The concept of using live cartilage cells from a patient to repair defects in that patient’s cartilage was developed in the 1980s, in Sweden. Because cartilage does not naturally repair itself, it was thought, perhaps tissue culture of the cells—in a laboratory setting—could expand them to a sufficient volume to fill what is a essentially a defect, or a hole, in the cartilage layer. There are several problems with this idea, however, including safety and sterility of the cells, the need for two operations, and the requirement that the cells be somehow held in place—lest they fall out of the defect before any healing at all can occur.
To address the last problem, a “patch” was needed that could be affixed to the defect. This was originally developed to be a piece of “periosteum” or bone cover, that can be peeled off the bone like a postage stamp and carefully sutured to the cartilage edges. The surgical technique is extremely difficult, requiring very small sutures, magnification, and the ability to work deep inside the body—and sometimes around curves! Although effective, one disadvantage of periosteum is that sometimes it has growth properties of its own—and can overgrow the area. Newer techniques are being worked out that use more inert patches, or even avoid the idea of a patch altogether.

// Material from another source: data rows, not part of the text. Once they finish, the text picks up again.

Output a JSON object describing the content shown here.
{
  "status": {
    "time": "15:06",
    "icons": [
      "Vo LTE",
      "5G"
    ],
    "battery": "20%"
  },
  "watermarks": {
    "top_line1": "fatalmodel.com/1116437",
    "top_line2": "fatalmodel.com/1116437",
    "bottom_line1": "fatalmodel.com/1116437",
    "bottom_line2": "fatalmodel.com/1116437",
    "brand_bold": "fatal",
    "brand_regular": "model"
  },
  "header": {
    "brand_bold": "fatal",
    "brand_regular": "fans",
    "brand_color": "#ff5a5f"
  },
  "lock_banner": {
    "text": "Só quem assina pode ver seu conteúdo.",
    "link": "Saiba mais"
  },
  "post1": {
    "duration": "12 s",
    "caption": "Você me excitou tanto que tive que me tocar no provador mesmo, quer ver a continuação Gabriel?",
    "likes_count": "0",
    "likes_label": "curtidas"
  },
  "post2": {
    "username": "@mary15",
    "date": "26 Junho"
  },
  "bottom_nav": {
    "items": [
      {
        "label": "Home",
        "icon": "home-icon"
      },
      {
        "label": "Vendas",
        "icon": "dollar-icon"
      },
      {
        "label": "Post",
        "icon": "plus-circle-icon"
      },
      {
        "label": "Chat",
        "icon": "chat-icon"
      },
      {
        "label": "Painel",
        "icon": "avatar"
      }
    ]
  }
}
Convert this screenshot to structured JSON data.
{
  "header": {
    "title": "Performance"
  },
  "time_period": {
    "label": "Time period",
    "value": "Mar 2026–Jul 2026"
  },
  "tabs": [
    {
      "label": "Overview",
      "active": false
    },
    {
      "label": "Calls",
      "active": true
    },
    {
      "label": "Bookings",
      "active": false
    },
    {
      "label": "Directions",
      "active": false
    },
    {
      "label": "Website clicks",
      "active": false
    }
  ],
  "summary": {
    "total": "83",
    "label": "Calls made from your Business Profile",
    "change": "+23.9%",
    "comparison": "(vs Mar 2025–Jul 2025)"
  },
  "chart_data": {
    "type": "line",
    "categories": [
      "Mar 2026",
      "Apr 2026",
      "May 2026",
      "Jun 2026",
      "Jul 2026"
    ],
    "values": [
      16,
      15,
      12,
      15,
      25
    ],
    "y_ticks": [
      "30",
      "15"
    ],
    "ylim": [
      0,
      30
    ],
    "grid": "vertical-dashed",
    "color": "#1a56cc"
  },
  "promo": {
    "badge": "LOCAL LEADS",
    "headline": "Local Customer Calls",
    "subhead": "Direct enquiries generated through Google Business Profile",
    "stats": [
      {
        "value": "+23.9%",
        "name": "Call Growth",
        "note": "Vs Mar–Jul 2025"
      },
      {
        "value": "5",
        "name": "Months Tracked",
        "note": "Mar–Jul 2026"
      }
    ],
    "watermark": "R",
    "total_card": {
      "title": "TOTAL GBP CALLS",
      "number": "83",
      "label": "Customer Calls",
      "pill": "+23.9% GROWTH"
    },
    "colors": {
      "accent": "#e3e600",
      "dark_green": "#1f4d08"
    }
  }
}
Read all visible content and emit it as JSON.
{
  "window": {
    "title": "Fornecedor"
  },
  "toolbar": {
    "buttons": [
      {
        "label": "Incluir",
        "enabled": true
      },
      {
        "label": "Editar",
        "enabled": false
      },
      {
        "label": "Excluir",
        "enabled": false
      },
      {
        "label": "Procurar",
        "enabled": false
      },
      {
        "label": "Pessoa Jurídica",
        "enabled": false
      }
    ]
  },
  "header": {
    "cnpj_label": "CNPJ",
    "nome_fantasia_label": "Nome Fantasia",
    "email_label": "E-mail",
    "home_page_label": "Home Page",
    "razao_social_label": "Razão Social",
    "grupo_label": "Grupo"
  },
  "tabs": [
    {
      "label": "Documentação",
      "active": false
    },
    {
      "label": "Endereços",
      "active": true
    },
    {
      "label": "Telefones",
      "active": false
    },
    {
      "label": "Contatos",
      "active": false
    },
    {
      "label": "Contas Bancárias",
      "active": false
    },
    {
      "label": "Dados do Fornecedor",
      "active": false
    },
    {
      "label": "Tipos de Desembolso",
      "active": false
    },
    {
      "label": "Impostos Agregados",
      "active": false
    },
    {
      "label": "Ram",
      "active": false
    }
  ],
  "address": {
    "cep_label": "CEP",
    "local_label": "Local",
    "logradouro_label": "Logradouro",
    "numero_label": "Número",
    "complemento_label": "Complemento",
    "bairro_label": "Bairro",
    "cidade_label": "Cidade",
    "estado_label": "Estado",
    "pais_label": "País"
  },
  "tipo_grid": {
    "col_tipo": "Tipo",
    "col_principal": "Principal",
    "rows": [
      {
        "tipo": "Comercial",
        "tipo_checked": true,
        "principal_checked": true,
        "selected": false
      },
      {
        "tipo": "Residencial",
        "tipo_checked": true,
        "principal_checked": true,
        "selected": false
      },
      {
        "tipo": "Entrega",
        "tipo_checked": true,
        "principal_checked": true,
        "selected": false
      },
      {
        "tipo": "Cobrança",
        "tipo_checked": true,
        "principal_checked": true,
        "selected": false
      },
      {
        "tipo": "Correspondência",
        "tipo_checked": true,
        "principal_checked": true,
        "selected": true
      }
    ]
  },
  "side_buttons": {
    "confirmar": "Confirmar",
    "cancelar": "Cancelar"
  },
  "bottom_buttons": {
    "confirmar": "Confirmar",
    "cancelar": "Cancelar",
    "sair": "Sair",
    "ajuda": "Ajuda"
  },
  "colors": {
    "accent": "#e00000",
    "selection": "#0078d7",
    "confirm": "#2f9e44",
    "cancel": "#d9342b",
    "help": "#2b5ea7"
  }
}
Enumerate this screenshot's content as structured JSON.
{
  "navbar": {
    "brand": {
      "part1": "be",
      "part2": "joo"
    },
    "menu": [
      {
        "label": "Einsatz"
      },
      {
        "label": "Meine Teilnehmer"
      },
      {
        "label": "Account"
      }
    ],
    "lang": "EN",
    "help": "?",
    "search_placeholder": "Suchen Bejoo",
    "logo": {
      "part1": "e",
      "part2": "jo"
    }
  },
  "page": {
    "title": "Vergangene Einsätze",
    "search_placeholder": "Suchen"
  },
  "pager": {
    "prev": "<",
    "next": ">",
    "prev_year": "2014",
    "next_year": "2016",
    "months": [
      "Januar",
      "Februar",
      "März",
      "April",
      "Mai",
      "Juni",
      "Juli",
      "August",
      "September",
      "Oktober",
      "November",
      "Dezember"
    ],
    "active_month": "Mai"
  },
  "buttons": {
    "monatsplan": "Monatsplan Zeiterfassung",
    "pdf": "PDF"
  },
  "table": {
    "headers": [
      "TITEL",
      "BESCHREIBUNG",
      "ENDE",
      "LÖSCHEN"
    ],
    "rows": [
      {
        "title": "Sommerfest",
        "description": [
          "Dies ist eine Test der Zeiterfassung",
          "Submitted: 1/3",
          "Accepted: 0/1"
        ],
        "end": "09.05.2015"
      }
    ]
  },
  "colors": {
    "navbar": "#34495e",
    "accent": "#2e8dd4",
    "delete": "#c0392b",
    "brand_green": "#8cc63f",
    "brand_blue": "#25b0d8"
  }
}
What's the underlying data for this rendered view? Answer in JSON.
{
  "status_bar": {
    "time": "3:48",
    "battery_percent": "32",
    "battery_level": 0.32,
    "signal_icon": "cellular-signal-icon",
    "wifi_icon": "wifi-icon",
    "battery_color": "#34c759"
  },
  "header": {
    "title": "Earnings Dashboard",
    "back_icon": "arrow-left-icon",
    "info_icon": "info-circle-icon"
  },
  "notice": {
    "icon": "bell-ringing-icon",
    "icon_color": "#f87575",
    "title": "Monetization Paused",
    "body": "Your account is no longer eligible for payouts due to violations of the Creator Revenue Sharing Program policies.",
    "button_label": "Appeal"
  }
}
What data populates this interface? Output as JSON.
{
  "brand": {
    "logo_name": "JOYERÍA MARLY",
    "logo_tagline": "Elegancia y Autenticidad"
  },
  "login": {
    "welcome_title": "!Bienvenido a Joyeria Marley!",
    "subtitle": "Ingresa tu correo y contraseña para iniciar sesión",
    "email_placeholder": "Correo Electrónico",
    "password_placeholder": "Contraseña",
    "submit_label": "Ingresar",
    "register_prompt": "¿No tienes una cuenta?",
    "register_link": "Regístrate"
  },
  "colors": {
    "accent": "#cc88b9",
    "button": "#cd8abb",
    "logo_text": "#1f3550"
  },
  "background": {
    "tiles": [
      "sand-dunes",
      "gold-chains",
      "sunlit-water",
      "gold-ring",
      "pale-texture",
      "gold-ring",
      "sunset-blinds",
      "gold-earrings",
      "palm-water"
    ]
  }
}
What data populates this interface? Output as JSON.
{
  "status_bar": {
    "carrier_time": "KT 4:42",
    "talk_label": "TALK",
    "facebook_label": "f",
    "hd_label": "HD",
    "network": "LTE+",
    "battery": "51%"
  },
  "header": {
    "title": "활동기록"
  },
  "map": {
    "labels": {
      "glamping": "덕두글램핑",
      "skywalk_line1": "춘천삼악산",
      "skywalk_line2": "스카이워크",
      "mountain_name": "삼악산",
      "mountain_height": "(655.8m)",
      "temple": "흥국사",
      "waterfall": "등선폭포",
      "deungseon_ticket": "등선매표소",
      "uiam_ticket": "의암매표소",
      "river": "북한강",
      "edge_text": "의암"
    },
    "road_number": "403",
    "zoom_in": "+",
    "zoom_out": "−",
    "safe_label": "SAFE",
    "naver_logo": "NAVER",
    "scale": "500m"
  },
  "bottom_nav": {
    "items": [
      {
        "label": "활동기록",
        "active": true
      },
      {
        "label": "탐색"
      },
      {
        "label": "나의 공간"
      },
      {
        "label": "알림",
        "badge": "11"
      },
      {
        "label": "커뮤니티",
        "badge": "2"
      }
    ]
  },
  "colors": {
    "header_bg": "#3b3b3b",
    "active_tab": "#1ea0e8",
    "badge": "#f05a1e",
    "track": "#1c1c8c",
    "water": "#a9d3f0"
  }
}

The correct term for cartilage transplantation is “ACI”: autologous cartilage transplantation. The first step in this procedure is to obtain a small biopsy, about the size of a “tic-tac”, for the inner aspect of the knee (the intercondylar notch) where there is no weight bearing. This is thought to be an innocuous place to remove a small amount of cartilage, and usually is in good repair even in damaged knees. The obvious risk in doing this is that even though the cartilage may look normal, there is no guarantee that biochemically it really is normal. More on this later.
The biopsy specimen is sent in a special container to the Genzyme lab in Cambridge, Mass. There, they remove the hard matrix in which the cartilage cells (chondrocytes) are normally embedded. They then take the cells, which comprise only a small part of the volume of normal cartilage, and place them in tissue culture. With appropriate nutrients, and under the right conditions (including maximal sterility), the cells grow for about ten days. Then they are frozen in liquid nitrogen. The cells are kept normally for about a year while a decision is made to perform ACI.
Prior to the actual transplant the cells are defrosted and grown for a period of about two to three weeks, depending upon the sample, the growth characteristics, and the volume needed. Normally they are expanded to about 12 million cells.
Prior to FDA approval of this procedure (1997), basic assays for Type II collagen, which is found in normal cartilage, were indicative of promising results for these cultured cells. In other words, there was some basis to believe that in spite of all the manipulation discussed above, the grown cells were showing evidence that at least in some respects they were behaving like normal cartilage. This is assumed to be good news for the patients! It would be of interest to apply more modern methods of genomics and proteomics to further validate that the engineered tissue is approximating normal tissue.
A recent study sponsored by Tigenix has demonstrated that the use of cartilage specific biomarkers can improve results in some ACI patients; those cells with poor characteristics are not accepted for transplantation.
These photos demonstrate a large lesion of the inside of the knee (medial femoral condyle) that almost takes up the entire weight bearing surface.
This defect is over 6 square centimeters. There is evidence that ACI is just as effective for large lesions as it is for small ones; the technique is more limited by technical considerations (what you can get to through a certain incision) than it is by size of the lesion.
Here we see that periosteal patch affixed to the lesion using both sutures and small absorbable tissue anchors. This is a tedious procedure as it involves suturing around a curved surface through a small incision. After the procedure, which is performed at an outpatient surgicenter, the patient is placed comfortably on a machine that moves the knee slowly through a cycle of motion. The machine is used 6-8 hours/day for about 10 days. Also, the patient is kept on crutches for 4 weeks so as to not disturb the “patch” while the new cartilage cells are growing.
Dr. Marcus has been working intensively with Zimmer, Inc. on two new cartilage repair products: DeNovo NT and Chondrofix. These promise to be exciting new allograft technologies that will transform the future of cartilage repair.